The growth of the latter has greatly precipitated the need for a new facility.
"We've crowded people almost completely out of the old facility," said Dragon Boat Festival chair Jim Smith.
"We have our equipment stored in three or four places around the city. We're looking for a permanent home."
With the festival still contributing upwards of $ 75,000 annually toward local charities and not-for-profit groups, Dragon Boat organizers are anxious to add some stability to an event that will celebrate its 15th anniversary in 2014.
"What this really means for us is that we would have a very solid base from which we could continue to help organizations in the city that need our help," said Smith. "That, to me, is the most exciting part."
From a starting point of 60 boats, the festival grew progressively to a high of 150 entries, now working its way right back to where it started. All of which is fine for the man who has guided much of this ebb and flow.
"The ideal for us would be between 65 and 70 boats," said Smith. "It's a day we can handle with ease, which makes it fun for everyone. We can still make it a festival at 70 and still be able to provide the type of help in the community that we would like to."
While it has been a few years since the heyday of the Sudbury Canoe Club, whose origins date back to 1902, a new facility would hopefully bring an influx of talented new young paddlers to the site, linking up with a core group that already shows plenty of promise.
Just back from her first trek to provincials in Ottawa, Samantha McGrath has really taken to the sport in just her second year on the water.
"My first year that I started, I did no competitions, practising about twice a week," said the 13-year-old.
"This year, I'm practising six times a week, with lots of competitions, and its lots of fun."
Among the top finishers at the Western Regionals in July, McGrath has noticed some definite improvement this summer.
"I have better rotation now, and my stroke rate is starting to improve," she said. "I still have to work on it. I use my legs a bit more. There's still lots of stuff I need to work on."
Enjoying racing both on her home course in Sudbury, as well as at meets in Welland and Ottawa, McGrath has noticed a difference.
"The canals in Welland and Ottawa have very flat water, which is very different from Lake Ramsey," she said.
"It's a lot easier. It would be harder to go from Welland to here."
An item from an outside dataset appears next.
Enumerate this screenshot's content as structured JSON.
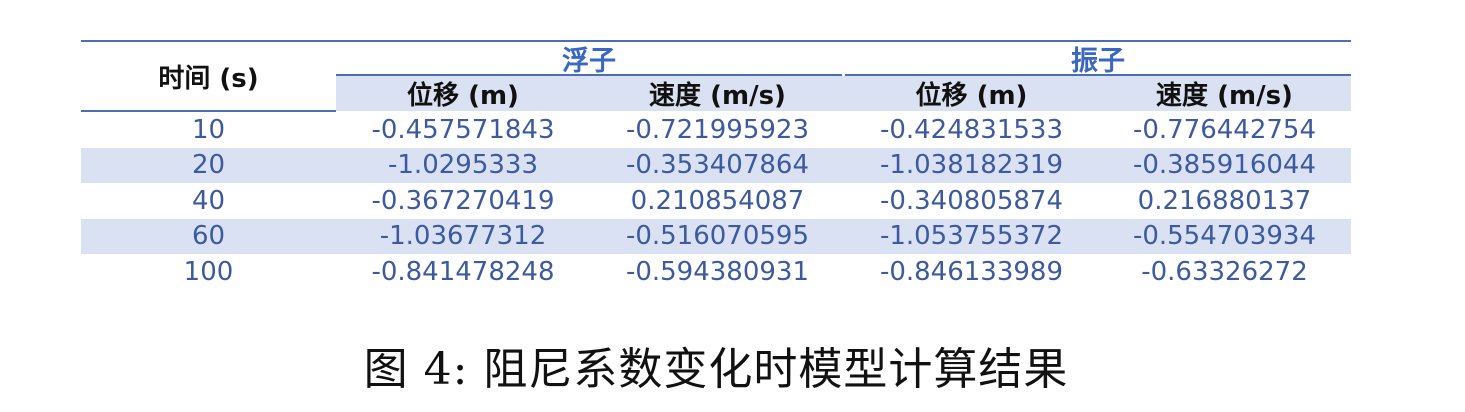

Though she is still just starting to get her feet wet in terms of various racing distances, McGrath has already settled in to an early favourite.
"I like the 1000-metre race," she said. "It gives you enough time to get going and keep going. With the 100m sprint, you just do a start and then you finish."
Like almost everyone involved with any of the current tenants of the SCC, McGrath can hardly wait for this dream to become a reality.
"I like the idea of having more space, more boats, more everything," she said. "I would like to try new things. Trying the sprint canoe would be cool."